Film release marks 50 years of 24-hour orienteering event Twalk
From trespassing to costumes, a new film marks how much has changed since orienteering event Twalk began 50 years ago.
Twalk differentiates itself from other orienteering or rogaining events with the way cryptic clues or codes are used for people to meet their objective. It is also a 24-hour walk, forming the origin of its name.
Greg Martin brought the idea back to his fellow students at the University of Canterbury, after an exchange to a Melbourne university.
"He organised the first Twalk and didn't ask the land owners," Pete Squires, one of the event's pioneering members, said.
"We were travelling, basically illegally, on private property without permission."
Squires was one of many past and present Twalkers interviewed for a film about the event's 50-year history, screening for the first time on Wednesday.
50 Years of Twalk showcases some of the landscapes explored by the thousands who have embarked, with a narrative driven by those interviews.
"I think [the scenery] really adds to the film because it's the kind of event where you get to areas you usually can't, because it's private farm land," Tobi Wulff, one of the filmmakers and a Twalker since 2009, said.
"A lot of the time it's country we could never go tramping in, but we can thanks to the event."
Twalk has been run annually by the Canterbury University Tramping Club since 1967. The club's Twalk officer, Enda Walsh, said it was held in a different location, kept secret from the hundreds of contenders until it began, each year.
Walsh said there was one glaring introduction to the event, made in the late 1970s, which perhaps differentiated it from others – costumes.
"I don't know why the dressing up became a thing but, with the cryptic clues, it was part of the sillier end of Twalk. We're not looking to be Godzone here, you know."
But that did not stop people taking it seriously, with about 10 of the 57 teams involved this year contending for the top spot.
"They do not stop. They do not rest. They continue going for the whole thing . . . The winning teams this year were a hodge podge of people from all over the place."
Wulff said the concept for a film started about two months before the 2016 Twalk, and included compiling more than six hours of interviews.
The time spent putting the film together was worth the effort, he said.
"There's a lot of people that have some connection to it . . . it may be one of the longest-running events in its category.

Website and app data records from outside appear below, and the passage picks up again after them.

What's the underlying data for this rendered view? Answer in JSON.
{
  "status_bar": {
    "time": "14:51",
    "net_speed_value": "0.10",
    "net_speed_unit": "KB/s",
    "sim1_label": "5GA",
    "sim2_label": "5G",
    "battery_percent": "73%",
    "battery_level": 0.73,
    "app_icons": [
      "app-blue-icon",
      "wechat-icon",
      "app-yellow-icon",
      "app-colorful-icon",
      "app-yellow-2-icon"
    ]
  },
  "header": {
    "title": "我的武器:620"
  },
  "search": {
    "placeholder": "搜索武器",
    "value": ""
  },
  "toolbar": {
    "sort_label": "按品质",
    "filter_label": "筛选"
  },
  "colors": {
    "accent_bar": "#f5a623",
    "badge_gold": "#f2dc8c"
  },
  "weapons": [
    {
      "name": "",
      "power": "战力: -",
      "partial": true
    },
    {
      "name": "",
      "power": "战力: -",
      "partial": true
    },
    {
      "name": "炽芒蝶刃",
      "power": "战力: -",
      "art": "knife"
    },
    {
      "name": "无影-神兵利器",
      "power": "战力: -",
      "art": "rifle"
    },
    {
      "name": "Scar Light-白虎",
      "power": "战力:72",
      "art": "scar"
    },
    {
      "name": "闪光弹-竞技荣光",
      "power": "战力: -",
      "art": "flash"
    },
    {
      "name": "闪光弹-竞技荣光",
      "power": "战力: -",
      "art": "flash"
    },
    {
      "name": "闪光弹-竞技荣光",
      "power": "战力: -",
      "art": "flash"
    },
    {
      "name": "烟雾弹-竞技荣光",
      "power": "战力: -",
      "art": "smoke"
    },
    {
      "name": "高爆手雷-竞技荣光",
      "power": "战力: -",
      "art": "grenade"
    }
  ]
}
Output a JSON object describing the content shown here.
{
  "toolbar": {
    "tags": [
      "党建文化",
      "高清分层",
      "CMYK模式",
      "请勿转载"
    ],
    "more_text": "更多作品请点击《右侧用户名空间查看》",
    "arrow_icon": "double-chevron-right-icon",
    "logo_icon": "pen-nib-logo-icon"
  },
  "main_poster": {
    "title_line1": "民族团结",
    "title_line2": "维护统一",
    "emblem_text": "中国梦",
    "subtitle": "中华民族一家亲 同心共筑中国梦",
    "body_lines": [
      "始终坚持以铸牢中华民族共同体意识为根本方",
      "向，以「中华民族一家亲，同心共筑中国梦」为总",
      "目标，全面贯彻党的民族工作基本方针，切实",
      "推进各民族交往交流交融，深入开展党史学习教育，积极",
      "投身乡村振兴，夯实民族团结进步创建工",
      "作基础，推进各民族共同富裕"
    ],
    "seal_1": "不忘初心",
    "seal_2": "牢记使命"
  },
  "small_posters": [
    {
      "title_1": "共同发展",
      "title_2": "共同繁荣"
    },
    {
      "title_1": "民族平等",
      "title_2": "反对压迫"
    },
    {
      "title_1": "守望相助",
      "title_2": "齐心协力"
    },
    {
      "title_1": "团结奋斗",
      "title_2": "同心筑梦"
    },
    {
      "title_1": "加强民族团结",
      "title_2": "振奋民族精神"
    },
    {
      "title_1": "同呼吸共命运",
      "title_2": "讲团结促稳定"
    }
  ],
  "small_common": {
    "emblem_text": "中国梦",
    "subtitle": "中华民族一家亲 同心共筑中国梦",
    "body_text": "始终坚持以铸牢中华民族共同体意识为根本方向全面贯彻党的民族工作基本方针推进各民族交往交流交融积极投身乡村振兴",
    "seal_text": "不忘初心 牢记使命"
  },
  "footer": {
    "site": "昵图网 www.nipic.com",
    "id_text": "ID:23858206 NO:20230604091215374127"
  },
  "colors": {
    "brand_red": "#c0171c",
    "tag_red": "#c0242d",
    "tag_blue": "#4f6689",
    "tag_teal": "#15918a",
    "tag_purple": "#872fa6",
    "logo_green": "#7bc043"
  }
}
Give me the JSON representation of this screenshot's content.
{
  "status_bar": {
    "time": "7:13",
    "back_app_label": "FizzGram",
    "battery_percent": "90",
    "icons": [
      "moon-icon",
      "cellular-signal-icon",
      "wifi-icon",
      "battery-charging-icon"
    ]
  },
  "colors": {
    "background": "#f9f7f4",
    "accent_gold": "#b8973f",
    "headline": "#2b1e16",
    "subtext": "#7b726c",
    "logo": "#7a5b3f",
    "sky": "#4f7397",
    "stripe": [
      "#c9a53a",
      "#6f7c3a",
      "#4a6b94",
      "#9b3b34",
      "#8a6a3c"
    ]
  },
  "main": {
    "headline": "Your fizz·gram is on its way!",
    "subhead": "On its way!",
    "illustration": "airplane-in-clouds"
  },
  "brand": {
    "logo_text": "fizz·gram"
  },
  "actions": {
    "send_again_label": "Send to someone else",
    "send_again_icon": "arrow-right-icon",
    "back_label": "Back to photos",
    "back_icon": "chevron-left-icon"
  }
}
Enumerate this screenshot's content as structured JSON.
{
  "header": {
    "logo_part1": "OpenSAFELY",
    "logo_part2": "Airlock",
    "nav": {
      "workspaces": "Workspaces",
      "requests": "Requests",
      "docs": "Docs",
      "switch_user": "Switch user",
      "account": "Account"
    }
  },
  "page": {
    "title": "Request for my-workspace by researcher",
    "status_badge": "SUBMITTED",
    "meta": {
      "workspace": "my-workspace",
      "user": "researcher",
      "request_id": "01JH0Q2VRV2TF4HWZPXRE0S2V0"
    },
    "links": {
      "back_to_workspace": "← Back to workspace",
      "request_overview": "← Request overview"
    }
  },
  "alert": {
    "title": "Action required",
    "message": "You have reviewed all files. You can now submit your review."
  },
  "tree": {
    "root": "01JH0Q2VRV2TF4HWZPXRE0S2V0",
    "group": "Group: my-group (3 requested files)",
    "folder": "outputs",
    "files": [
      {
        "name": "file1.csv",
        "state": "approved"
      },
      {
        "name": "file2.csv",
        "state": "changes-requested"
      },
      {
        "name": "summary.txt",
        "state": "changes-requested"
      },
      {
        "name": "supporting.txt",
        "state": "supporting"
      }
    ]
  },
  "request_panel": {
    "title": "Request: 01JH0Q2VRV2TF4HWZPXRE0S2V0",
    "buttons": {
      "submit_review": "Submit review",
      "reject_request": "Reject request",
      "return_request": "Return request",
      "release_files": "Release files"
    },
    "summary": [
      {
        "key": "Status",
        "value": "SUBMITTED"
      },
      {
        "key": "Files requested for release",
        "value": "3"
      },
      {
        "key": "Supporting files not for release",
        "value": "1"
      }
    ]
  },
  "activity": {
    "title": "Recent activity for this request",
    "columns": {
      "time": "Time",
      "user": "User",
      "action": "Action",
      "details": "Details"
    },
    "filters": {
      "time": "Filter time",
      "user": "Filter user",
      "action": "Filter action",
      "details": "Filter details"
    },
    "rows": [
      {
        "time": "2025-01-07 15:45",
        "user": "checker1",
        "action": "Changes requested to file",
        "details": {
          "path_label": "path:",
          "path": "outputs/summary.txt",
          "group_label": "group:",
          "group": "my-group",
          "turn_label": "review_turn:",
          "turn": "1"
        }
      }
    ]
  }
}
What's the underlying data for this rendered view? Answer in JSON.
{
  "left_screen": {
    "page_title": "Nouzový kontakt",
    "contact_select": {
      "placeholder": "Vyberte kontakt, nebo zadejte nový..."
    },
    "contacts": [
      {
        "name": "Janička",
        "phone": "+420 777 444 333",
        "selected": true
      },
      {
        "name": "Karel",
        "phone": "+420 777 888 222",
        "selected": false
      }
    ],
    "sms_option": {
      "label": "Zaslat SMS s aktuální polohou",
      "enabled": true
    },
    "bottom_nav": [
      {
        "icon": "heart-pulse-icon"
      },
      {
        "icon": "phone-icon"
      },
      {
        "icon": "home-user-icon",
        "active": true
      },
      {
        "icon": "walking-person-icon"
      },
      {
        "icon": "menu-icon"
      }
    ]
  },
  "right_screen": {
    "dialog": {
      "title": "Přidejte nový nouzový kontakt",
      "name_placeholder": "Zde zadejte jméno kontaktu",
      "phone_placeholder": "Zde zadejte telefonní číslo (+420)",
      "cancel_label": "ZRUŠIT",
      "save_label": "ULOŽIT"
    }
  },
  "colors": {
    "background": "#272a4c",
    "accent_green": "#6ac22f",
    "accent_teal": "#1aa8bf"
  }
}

"It's never missed a year."
50 Years of Twalk will screen at Bivouac Outdoor, Tower Junction, from 7.30pm on Wednesday. Tickets are $5 and filmgoers are encouraged to bring a chair or beanbag.
- The Press